Collected data:

=== Begin Enclosure ===

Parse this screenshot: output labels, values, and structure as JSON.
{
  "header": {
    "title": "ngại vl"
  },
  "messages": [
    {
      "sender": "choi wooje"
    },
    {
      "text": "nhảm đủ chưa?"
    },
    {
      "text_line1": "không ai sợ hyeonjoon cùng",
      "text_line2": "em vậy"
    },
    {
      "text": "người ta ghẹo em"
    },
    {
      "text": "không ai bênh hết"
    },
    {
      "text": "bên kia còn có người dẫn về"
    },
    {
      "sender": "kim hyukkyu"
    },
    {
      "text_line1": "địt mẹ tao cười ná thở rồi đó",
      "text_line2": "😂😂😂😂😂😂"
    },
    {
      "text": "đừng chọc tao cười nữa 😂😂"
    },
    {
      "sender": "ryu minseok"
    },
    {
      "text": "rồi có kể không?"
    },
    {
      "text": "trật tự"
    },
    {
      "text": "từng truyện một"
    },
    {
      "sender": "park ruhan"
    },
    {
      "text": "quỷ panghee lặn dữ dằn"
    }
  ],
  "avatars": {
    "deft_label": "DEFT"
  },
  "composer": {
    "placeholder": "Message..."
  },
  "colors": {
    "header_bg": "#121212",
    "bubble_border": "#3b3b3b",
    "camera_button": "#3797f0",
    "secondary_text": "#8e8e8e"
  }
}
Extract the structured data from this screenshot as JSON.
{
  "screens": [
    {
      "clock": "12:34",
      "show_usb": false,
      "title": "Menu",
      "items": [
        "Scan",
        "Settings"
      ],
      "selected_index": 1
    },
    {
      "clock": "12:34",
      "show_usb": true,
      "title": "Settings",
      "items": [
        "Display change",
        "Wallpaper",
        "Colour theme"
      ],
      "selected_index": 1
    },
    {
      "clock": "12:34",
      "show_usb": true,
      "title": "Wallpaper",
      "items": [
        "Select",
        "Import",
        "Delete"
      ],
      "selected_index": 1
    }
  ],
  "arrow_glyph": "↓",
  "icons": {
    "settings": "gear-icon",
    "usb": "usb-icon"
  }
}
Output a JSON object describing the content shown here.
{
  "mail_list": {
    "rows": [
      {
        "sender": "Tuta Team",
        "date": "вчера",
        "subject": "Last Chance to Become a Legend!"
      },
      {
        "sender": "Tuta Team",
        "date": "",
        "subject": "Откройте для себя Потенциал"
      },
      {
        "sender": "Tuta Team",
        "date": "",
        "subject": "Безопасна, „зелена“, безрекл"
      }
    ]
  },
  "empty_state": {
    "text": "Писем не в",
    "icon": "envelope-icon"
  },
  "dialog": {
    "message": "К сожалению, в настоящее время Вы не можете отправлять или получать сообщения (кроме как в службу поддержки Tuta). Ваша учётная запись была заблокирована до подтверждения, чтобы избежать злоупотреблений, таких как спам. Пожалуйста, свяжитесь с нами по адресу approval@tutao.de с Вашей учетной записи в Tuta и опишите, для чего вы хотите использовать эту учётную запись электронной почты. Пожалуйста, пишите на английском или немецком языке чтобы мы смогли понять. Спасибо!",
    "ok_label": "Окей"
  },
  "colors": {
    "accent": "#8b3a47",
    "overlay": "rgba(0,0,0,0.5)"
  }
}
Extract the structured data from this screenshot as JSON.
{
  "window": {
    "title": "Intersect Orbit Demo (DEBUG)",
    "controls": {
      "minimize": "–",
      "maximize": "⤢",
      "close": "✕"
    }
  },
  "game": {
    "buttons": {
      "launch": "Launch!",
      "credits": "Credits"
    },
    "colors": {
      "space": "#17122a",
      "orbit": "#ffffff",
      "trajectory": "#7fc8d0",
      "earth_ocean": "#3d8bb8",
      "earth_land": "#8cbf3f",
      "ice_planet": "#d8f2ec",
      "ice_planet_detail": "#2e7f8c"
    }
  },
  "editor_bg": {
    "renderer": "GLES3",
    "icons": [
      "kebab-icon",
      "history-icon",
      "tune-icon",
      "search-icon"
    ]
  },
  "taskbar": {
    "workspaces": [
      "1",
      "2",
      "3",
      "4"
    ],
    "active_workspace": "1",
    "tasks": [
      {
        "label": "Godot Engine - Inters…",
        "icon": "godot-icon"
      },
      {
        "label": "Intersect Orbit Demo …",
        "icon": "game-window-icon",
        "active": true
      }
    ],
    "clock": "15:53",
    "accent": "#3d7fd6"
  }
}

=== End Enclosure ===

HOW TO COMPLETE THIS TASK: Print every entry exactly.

RESULT FOR THIS EXERCISE:
Parse this screenshot: output labels, values, and structure as JSON.
{
  "header": {
    "title": "ngại vl"
  },
  "messages": [
    {
      "sender": "choi wooje"
    },
    {
      "text": "nhảm đủ chưa?"
    },
    {
      "text_line1": "không ai sợ hyeonjoon cùng",
      "text_line2": "em vậy"
    },
    {
      "text": "người ta ghẹo em"
    },
    {
      "text": "không ai bênh hết"
    },
    {
      "text": "bên kia còn có người dẫn về"
    },
    {
      "sender": "kim hyukkyu"
    },
    {
      "text_line1": "địt mẹ tao cười ná thở rồi đó",
      "text_line2": "😂😂😂😂😂😂"
    },
    {
      "text": "đừng chọc tao cười nữa 😂😂"
    },
    {
      "sender": "ryu minseok"
    },
    {
      "text": "rồi có kể không?"
    },
    {
      "text": "trật tự"
    },
    {
      "text": "từng truyện một"
    },
    {
      "sender": "park ruhan"
    },
    {
      "text": "quỷ panghee lặn dữ dằn"
    }
  ],
  "avatars": {
    "deft_label": "DEFT"
  },
  "composer": {
    "placeholder": "Message..."
  },
  "colors": {
    "header_bg": "#121212",
    "bubble_border": "#3b3b3b",
    "camera_button": "#3797f0",
    "secondary_text": "#8e8e8e"
  }
}
Extract the structured data from this screenshot as JSON.
{
  "screens": [
    {
      "clock": "12:34",
      "show_usb": false,
      "title": "Menu",
      "items": [
        "Scan",
        "Settings"
      ],
      "selected_index": 1
    },
    {
      "clock": "12:34",
      "show_usb": true,
      "title": "Settings",
      "items": [
        "Display change",
        "Wallpaper",
        "Colour theme"
      ],
      "selected_index": 1
    },
    {
      "clock": "12:34",
      "show_usb": true,
      "title": "Wallpaper",
      "items": [
        "Select",
        "Import",
        "Delete"
      ],
      "selected_index": 1
    }
  ],
  "arrow_glyph": "↓",
  "icons": {
    "settings": "gear-icon",
    "usb": "usb-icon"
  }
}
Output a JSON object describing the content shown here.
{
  "mail_list": {
    "rows": [
      {
        "sender": "Tuta Team",
        "date": "вчера",
        "subject": "Last Chance to Become a Legend!"
      },
      {
        "sender": "Tuta Team",
        "date": "",
        "subject": "Откройте для себя Потенциал"
      },
      {
        "sender": "Tuta Team",
        "date": "",
        "subject": "Безопасна, „зелена“, безрекл"
      }
    ]
  },
  "empty_state": {
    "text": "Писем не в",
    "icon": "envelope-icon"
  },
  "dialog": {
    "message": "К сожалению, в настоящее время Вы не можете отправлять или получать сообщения (кроме как в службу поддержки Tuta). Ваша учётная запись была заблокирована до подтверждения, чтобы избежать злоупотреблений, таких как спам. Пожалуйста, свяжитесь с нами по адресу approval@tutao.de с Вашей учетной записи в Tuta и опишите, для чего вы хотите использовать эту учётную запись электронной почты. Пожалуйста, пишите на английском или немецком языке чтобы мы смогли понять. Спасибо!",
    "ok_label": "Окей"
  },
  "colors": {
    "accent": "#8b3a47",
    "overlay": "rgba(0,0,0,0.5)"
  }
}
Extract the structured data from this screenshot as JSON.
{
  "window": {
    "title": "Intersect Orbit Demo (DEBUG)",
    "controls": {
      "minimize": "–",
      "maximize": "⤢",
      "close": "✕"
    }
  },
  "game": {
    "buttons": {
      "launch": "Launch!",
      "credits": "Credits"
    },
    "colors": {
      "space": "#17122a",
      "orbit": "#ffffff",
      "trajectory": "#7fc8d0",
      "earth_ocean": "#3d8bb8",
      "earth_land": "#8cbf3f",
      "ice_planet": "#d8f2ec",
      "ice_planet_detail": "#2e7f8c"
    }
  },
  "editor_bg": {
    "renderer": "GLES3",
    "icons": [
      "kebab-icon",
      "history-icon",
      "tune-icon",
      "search-icon"
    ]
  },
  "taskbar": {
    "workspaces": [
      "1",
      "2",
      "3",
      "4"
    ],
    "active_workspace": "1",
    "tasks": [
      {
        "label": "Godot Engine - Inters…",
        "icon": "godot-icon"
      },
      {
        "label": "Intersect Orbit Demo …",
        "icon": "game-window-icon",
        "active": true
      }
    ],
    "clock": "15:53",
    "accent": "#3d7fd6"
  }
}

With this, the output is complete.